Studies in other settings have also shown that thinking that the vaccine makes them ill was associated with non-receipt of vaccination [7-12], Our findings in over 74 year olds mirrors that of the Dutch study of over 64 year olds which showed that receipt of vaccine uptake was lower in those who judged their own health to be good Our findings are also consistent with results from qualitative interviews of people over 74 years of age in the UK. The decision to be vaccinated against influenza was thought to be based on beliefs about whether it would prevent colds and influenza or cause colds and influenza and not on whether they saw themselves as at high risk. Of interest is that those with positive views of influenza vaccine saw any post vaccine ill health either as coincidence or were happy to continue with professional advice.
In Sweden and the US influenza vaccine uptake is higher in those with higher levels of education[26,27], however, a Canadian telephone survey did not find uptake to be significantly related to education. They also saw no difference in uptake according to household income. This difference in findings maybe because of a greater effort by health care workers to promote vaccination in Canada. We were not able to look at education levels. We instead explored the links between perceptions of influenza vaccine and social and health related backgrounds and suggest that, underlying the documented socio-economic differentials in influenza vaccine uptake [15,28], there are divergent attitudes.
A belief that the vaccine can make one ill appears be associated with socio-demographic patterns consistent with reduced access or ability to act upon accurate knowledge. People who think they do not need the vaccine because they are generally healthy appear to have good social support in terms of being currently married and there is some indication of more healthy behaviours. Education at older ages would be reasonably expected to reduce both beliefs that the vaccine lacks effect or that it gives rise to illness.
Health workers have a positive influence on influenza vaccine uptake and should continue to try to advise people and give individual education to all who refuse influenza vaccine, not just those who think the vaccine might make them ill. An important message for all those who decline influenza vaccine is the ability for even seasonal influenza to change from year to one where there maybe little protective immunity in the population
This work also provides an initial insight into the possible backgrounds in which particular perceptions of influenza vaccine might occur and needs to be confirmed elsewhere.

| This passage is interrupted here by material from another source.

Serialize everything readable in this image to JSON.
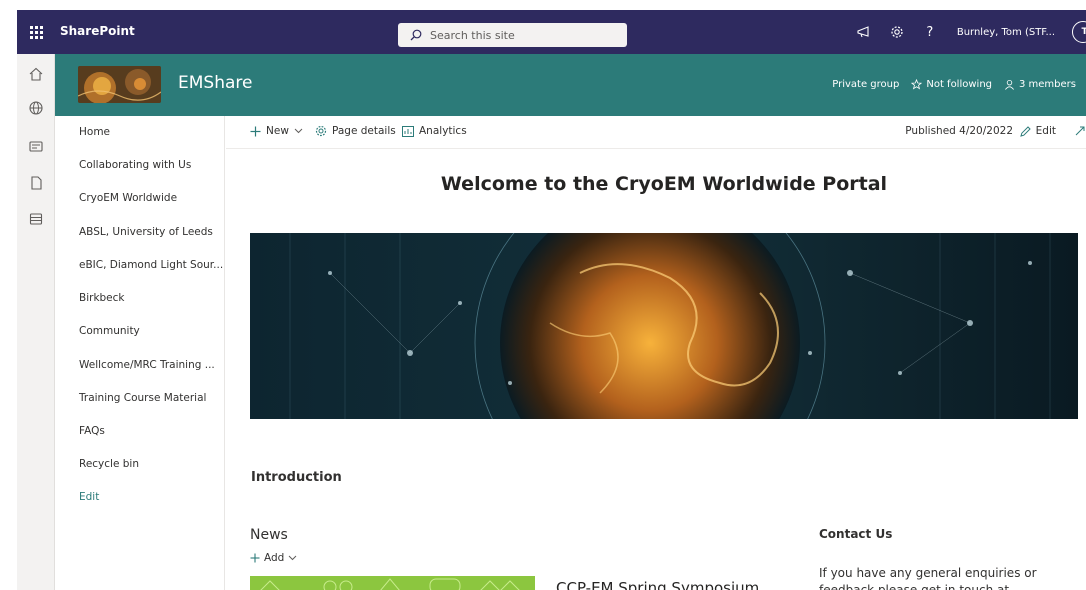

Changes in the prevalence of such perceptions and associations with socio-economic status as a result of increasing experience of the health service offering vaccination against seasonal influenza each year as well as worries over an influenza pandemic would also be of interest.
The author(s) declare that they have no competing interests.
PM with EB and AF conceived, designed the study and interpreted the findings. PM took the lead in writing the paper. SS advised on the practice populations, sampling methods and practice recruitment. EB and SS provided advice on the analysis plan. SH helped design and pilot the questionnaire and was responsible for the conduct of the cross-sectional study. SK collected and analysed the vaccine coverage data. All authors read and approved the final manuscript.
The pre-publication history for this paper can be accessed here:
This work was funded by a grant from the Department of Health's Inequalities in Health Research Initiative (ref no 121/7415). PM was partially funded by a Wellcome Trust grant (grant number 051637) during the work. Ethics approval for the survey was obtained from the then Multi-Centre Research Ethics Committee (MREC). Return of the completed questionnaire was used to signify consent.